The rest of the drive is unexceptional. Houses appear, then neighbourhoods. It isn’t long before I’m once again in Maui traffic. I drive into Kahului, then make the turn to head back to my hotel; it’s been a long day and I am very, very tired, yet also very satisfied.
There’s a lot to see on such a trip, too much to see in one day. For one thing, Charles Lindbergh—yes, the aviator—is buried along the way at the Palapala Ho’omau Church. There are myriad beaches, waterfalls, and overlooks that are postcard-worthy photo ops. And the pools at Oheo Gulch are indeed worth a hike if you can get there early. But here’s the thing: on a trip like this, I don’t think there’s anything that should be visited. There’s so much to do that many people recommend overnighting in Hana for the full experience. But truth be told, there are only so many waterfalls you can look at, no matter how beautiful. Maybe it’s best to leave it open, and just take in what you can.
The experience of driving the Road to Hana, and visiting all the various attractions along the way, is a whole that’s more than the sum of the parts. Taken separately, it’s just a waterfall. Just a beach. Just a rainforest. But seeing it all, in the course of a day, is an incredible experience. It’s not about “conquering” the road, or ticking it off some checklist. It’s not only about the destination, no offense to Hana. And it’s not only about the views, either. But taken together, as a whole, the Road to Hana is a drive to remember.
The Four Seasons Resort Maui At Wailea
The well-known Hawaiian phrase Maui no ka oi translates as “Maui is the best.” Of the islands in Hawaii, Maui is quieter, more relaxing, and has some of the most luxe accommodations.
That’s the Four Seasons Wailea Resort, a place that’s mastered the art of relaxation. The beautiful suites feature dazzling ocean views, and the interiors are designed in a contemporary Hawaiian style with art commissioned specifically for the resort. And relaxing at the pool has never been so lush, thanks to the frequent but never obtrusive offerings including popsicles, massages, drinks, and sunscreen. A waterfall cascades nearby, providing pleasing background music and accompanying the ocean waves that crash only a few metres away.
A new $9-million (U.S.) pool opened up last year, called the Serenity Pool. It features six 160-square-foot cabanas, which include flat-screen TVs, Internet access, stocked mini-fridges, and comfortable sofas. You’d be hard pressed to find a more paradisaical location for such a lack of activity.

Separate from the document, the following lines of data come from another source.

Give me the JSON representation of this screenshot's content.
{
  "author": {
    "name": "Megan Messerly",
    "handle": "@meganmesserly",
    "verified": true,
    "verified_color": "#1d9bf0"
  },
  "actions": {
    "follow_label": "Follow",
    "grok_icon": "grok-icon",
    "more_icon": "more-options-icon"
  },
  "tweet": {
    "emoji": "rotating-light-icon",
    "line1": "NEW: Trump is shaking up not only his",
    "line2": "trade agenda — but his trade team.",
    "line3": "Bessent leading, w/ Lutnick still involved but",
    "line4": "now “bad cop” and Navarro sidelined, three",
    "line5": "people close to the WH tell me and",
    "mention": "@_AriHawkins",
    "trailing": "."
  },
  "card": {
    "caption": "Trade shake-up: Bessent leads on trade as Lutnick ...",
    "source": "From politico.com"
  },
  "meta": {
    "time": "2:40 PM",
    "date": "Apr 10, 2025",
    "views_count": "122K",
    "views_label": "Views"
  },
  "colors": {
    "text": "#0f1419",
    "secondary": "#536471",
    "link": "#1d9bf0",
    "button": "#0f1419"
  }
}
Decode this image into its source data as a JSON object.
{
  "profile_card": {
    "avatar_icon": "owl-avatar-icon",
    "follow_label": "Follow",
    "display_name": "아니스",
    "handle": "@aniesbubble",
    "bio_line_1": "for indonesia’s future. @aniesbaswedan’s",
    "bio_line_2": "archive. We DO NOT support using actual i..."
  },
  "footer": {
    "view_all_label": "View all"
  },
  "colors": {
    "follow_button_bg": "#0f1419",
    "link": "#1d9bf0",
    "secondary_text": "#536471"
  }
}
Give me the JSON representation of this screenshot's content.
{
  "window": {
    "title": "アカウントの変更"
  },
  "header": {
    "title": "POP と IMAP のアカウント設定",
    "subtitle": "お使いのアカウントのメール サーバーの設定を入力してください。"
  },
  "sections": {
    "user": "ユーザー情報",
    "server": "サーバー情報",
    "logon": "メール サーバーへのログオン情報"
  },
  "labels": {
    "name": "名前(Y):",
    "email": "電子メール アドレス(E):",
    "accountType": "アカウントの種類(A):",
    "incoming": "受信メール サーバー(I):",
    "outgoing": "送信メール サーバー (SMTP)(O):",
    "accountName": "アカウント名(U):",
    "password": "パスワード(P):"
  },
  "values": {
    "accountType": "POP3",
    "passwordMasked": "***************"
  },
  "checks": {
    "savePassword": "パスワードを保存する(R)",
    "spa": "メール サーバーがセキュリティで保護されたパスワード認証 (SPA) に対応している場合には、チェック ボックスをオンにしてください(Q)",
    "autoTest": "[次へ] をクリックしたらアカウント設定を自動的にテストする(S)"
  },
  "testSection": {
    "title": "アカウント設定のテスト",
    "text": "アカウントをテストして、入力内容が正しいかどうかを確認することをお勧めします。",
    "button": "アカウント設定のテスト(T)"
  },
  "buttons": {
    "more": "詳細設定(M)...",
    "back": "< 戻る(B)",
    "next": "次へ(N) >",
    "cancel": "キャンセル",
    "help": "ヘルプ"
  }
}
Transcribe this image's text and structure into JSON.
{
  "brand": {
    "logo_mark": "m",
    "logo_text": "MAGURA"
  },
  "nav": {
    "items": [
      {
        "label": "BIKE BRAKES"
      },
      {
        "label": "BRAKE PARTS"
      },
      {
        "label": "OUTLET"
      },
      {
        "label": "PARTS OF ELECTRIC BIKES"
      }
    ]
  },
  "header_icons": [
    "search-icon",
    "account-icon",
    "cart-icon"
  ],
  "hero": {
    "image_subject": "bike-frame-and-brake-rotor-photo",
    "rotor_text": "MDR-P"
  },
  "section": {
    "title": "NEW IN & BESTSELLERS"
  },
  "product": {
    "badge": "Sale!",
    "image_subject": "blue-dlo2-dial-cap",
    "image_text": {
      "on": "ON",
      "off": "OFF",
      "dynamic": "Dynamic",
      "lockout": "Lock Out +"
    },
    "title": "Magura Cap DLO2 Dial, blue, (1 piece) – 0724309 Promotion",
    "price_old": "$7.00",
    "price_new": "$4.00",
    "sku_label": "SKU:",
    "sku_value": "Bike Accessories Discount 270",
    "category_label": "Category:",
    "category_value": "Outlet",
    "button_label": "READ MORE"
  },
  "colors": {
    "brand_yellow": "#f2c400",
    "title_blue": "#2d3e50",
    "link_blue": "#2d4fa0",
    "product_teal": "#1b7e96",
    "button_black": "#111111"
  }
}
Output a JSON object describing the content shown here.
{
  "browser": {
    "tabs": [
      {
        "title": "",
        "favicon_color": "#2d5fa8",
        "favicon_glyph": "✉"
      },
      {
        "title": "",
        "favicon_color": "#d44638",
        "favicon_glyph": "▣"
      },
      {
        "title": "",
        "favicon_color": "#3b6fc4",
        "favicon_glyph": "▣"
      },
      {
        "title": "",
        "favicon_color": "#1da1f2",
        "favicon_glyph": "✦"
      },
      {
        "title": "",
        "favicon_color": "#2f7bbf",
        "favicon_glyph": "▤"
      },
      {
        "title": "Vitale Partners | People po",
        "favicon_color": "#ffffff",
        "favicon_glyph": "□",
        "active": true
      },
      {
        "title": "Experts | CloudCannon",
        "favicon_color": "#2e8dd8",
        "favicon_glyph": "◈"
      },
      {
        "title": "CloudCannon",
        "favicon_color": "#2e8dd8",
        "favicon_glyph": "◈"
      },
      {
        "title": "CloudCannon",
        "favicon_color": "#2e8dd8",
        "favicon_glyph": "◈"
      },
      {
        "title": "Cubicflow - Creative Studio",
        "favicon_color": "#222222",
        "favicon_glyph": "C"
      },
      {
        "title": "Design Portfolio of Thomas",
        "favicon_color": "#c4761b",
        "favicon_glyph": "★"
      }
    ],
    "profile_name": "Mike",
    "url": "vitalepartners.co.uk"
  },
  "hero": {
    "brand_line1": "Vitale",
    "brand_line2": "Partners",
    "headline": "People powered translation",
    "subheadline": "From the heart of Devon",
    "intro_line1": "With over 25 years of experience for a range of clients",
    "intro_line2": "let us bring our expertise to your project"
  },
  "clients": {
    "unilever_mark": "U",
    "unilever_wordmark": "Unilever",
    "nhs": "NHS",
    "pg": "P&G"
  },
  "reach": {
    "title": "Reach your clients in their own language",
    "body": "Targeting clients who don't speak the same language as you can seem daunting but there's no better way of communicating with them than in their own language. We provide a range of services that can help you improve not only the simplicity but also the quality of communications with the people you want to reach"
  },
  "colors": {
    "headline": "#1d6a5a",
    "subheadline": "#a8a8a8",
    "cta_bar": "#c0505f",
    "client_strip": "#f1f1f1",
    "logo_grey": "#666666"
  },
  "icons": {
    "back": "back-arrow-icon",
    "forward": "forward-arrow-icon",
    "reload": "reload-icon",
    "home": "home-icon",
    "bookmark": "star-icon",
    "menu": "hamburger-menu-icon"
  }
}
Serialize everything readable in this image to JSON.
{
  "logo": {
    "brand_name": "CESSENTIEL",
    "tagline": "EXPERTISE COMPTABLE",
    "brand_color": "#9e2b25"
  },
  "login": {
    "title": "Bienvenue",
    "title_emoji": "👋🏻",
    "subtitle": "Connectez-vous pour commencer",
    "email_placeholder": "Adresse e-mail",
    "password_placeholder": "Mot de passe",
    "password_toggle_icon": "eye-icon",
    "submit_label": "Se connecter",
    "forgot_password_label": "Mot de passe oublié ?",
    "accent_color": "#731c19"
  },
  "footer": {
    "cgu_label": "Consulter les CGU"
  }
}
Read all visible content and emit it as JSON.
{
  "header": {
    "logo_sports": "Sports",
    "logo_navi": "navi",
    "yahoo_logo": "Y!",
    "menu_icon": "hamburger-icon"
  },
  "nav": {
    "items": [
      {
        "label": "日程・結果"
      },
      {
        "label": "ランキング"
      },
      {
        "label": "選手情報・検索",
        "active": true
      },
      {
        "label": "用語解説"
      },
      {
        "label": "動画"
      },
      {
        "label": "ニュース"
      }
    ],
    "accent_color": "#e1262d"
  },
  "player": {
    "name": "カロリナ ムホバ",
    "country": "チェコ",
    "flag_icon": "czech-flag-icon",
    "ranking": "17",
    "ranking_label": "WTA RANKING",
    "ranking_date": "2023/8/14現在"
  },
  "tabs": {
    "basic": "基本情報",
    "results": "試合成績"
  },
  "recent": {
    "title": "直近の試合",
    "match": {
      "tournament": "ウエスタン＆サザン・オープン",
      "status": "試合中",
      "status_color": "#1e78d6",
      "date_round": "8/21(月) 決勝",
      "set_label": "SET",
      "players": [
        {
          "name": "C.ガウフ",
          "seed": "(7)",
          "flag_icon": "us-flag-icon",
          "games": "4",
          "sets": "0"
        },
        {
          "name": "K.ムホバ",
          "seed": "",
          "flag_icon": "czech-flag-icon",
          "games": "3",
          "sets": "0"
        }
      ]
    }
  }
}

The food, too, is created with great thought, and with three restaurants, there’s great variety. Wolfgang Puck’s Spago Maui offers the chef’s classic dishes along with locally inspired cuisine. Ferraro’s Bar e Ristorante is an open-air experience right on the beach and features rustic Italian fare. And finally, the romantic Duo specializes in seafood and steak. The wine cellar and cocktail list here will ensure your dinner engagement lasts for hours.